WASHINGTON — President Barack Obama is publicly defending Wednesday a deal that aims to rein in Iran’s nuclear program, telling reporters “this deal is our best means of ensuring Iran does not get a nuclear weapon.”
Obama is talking directly with the press, but his real audience will be skeptical Democrats on Capitol Hill, who could join with Republicans to scuttle the deal.
“My hope is that building on this deal, we could continue to have conversations with Iran that incentivize them to behave differently in the region,” Obama said Wednesday from a White House press conference.
White House officials have been trumpeting the measure for the limits placed on uranium enrichment and broad access for international inspectors.
But Republicans have panned the measure as caving to Iran. And Israeli Prime Minister Benjamin Netanyahu, who holds bipartisan sway in Washington, has called it a “historic mistake.”
Sen. Tom Cotton, R-Arkansas, told CNN’ “New Day” Wednesday morning, that after reading through the deal, he had determined: “Unfortunately it’s not as bad as I feared, it’s actually much worse.”

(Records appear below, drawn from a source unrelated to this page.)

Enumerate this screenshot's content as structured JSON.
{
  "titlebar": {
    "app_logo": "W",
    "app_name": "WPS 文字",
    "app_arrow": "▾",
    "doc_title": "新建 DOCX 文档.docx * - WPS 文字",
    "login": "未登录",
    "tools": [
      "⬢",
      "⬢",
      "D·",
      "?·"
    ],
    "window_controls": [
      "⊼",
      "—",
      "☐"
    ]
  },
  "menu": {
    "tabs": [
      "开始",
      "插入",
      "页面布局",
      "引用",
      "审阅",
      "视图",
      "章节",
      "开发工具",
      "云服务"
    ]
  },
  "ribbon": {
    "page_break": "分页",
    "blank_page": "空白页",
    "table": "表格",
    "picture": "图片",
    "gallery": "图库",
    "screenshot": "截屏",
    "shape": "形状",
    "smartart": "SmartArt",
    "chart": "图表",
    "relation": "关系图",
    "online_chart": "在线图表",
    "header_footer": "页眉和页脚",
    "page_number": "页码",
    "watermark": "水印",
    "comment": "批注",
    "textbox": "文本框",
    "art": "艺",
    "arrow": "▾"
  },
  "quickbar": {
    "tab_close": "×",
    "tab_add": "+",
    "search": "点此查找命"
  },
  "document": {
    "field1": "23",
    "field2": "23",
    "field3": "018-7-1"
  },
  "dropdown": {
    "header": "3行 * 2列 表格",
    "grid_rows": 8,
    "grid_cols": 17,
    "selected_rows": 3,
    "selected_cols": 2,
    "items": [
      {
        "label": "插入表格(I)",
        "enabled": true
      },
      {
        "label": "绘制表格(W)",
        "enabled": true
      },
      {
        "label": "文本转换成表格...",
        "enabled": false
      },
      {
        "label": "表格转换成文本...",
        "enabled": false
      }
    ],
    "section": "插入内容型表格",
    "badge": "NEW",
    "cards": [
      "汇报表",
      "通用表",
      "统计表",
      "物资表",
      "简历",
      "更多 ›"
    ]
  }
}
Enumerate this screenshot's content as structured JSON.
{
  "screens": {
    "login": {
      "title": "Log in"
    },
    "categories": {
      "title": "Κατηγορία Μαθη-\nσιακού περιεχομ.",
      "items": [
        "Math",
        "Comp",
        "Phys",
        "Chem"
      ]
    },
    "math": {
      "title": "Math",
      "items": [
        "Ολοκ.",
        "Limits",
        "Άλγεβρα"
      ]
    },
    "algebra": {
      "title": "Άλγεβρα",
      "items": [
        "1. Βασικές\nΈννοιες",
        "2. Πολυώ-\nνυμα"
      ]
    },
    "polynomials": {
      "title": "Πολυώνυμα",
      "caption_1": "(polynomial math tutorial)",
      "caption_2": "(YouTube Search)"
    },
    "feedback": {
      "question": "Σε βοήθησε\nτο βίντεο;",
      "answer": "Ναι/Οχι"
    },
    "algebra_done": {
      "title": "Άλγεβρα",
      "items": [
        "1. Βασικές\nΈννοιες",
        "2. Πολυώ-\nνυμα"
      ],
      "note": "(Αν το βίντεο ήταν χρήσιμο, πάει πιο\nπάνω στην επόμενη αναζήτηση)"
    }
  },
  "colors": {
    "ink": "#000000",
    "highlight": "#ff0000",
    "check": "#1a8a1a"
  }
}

Obama responded to critics from across the aisle Wednesday by saying at his press conference, “I am not betting on the Republican party rallying behind this agreement.”
Democratic frontrunner and former Secretary of State Hillary Clinton plied legislative Democrats on Tuesday during private meetings on the Hill.
Obama warned Tuesday that he would veto any measure that throws the deal off-track — effectively pushing the bar for Republicans and Democratic opponents to the two-thirds majority needed to override a veto.